UPMC Mercy Burn Center Teams Up with Local Fire Departments to Provide Smoke Detectors

By: Beth Mausteller

When fire breaks out in a home, minutes or even seconds can mean the difference between life and death. The UPMC Mercy Burn Center is teaming up with local fire departments to give people the early warning that could save lives. The burn center gifted 500 smoke detectors to the fire departments to provide for people in need.  

Patients from 40 house fires were treated at the UPMC Mercy Burn Center last year. Dr. Jenny Ziembicki, medical director of the UPMC Mercy Burn Center, hopes this effort will reduce that number.  

“A burn injury is a very painful injury,” Ziembicki said. “It’s an injury that patients will have to live with for the rest of their lives. It can change the way they see themselves, and how the rest of the world sees them. We hope by donating these smoke detectors, we can help prevent some of those injuries,” she added.       

Tom Bell, chief of the Greensburg volunteer fire department, says this program will save lives.   “There’s no doubt about it. Early detection is the best protection,” Bell said. He also reminds people to check the batteries in their smoke detectors twice a year and make an evacuation plan with your family in case of an emergency.  

Rick Steele, Greensburg Volunteer Fire Dept (left) Rodger Gennaro, UPMC (center) Tom Bell, Greensburg Volunteer Fire Dept (right)


In 2020, there were approximately 372,000 residential fires in the United States.

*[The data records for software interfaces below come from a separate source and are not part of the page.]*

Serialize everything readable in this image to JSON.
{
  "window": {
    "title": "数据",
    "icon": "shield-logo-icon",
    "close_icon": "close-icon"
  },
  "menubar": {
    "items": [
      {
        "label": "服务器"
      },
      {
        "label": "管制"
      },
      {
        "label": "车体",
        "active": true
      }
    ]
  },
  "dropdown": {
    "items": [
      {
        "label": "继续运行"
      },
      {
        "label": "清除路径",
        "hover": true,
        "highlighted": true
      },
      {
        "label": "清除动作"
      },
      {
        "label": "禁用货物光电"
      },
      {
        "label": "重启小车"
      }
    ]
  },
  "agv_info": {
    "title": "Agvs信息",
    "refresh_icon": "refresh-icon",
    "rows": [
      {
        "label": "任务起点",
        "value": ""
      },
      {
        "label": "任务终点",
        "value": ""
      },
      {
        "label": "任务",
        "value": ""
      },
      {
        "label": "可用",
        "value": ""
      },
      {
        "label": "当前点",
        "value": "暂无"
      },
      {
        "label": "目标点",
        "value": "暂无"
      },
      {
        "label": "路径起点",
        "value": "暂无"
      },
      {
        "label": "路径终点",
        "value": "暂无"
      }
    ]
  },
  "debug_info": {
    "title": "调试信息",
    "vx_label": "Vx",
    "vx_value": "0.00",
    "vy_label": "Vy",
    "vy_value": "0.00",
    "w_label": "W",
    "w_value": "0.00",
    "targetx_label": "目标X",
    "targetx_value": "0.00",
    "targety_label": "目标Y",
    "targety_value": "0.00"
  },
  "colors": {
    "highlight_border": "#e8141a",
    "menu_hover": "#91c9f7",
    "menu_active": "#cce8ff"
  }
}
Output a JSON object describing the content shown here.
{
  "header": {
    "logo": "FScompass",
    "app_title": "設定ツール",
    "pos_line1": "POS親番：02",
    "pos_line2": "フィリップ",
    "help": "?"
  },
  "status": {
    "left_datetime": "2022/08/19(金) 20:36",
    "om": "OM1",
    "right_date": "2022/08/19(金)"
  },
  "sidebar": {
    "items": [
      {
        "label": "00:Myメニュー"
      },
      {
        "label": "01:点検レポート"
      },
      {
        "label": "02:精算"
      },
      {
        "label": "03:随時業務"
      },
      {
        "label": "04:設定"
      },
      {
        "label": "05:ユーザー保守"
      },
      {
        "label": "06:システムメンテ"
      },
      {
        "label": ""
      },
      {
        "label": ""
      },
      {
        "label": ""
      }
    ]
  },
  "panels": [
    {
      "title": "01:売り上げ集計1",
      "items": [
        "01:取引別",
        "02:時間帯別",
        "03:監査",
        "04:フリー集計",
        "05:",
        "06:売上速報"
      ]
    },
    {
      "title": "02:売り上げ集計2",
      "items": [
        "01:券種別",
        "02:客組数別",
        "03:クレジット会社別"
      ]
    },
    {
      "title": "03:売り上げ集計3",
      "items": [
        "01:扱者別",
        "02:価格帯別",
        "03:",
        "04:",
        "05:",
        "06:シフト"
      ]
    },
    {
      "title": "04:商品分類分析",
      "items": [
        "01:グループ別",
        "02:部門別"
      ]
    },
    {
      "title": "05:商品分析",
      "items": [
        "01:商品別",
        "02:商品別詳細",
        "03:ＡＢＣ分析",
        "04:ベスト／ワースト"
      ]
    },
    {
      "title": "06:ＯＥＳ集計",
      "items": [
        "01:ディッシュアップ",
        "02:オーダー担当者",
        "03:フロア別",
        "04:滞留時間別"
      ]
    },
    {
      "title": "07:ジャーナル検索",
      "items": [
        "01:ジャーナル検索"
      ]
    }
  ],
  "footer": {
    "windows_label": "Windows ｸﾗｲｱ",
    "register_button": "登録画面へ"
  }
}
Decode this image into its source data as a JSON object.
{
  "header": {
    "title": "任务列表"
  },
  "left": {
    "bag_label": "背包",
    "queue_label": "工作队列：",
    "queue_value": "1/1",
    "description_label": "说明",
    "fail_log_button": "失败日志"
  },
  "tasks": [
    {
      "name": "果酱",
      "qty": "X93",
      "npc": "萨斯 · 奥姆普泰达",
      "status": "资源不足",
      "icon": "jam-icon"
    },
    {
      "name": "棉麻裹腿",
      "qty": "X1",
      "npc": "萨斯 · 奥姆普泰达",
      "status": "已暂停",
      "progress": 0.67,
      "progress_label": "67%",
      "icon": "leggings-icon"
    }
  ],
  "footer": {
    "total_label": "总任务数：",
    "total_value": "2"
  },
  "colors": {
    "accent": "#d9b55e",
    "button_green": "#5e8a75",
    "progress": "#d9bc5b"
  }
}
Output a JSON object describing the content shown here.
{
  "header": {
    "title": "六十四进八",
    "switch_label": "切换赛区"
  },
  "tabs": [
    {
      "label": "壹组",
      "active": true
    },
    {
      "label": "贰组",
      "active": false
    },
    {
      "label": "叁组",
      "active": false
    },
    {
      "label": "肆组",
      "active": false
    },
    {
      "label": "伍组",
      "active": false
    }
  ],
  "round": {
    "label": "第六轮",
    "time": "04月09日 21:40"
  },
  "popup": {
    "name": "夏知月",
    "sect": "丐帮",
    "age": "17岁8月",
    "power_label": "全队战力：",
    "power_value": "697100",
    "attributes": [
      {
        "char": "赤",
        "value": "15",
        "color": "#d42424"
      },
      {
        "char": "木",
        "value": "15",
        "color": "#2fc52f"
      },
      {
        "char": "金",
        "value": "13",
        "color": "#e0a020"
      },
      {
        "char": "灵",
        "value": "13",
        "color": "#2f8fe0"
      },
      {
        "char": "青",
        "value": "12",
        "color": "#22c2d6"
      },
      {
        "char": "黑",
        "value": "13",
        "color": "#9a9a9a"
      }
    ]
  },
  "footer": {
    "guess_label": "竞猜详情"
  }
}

Those fires lead to more than 2,500 deaths and more than 11,000 injuries. Rick Steele, president of the Greensburg volunteer fire department, says tragedies happen every day, and this gift could prevent the next one.   “This is the essential early detection that provides us the opportunity to get there faster and to hopefully save people’s lives,” said Steele said.    

The gift of the smoke detectors came from the Charles E. Copeland Burn Fund. Dr. Copeland established Mercy Hospital’s Burn Center in 1967. Twenty years later, he established the burn fund to support patients and their families and to advance the mission of the Burn Center. “We are proud to carry on his legacy of providing unparalleled burn care and burn prevention to the people in our communities,” said Ziembicki said 

UPMC Mercy is Western Pennsylvania’s only hospital with a Comprehensive Burn Center and Level I Regional Resource Trauma Center under one roof.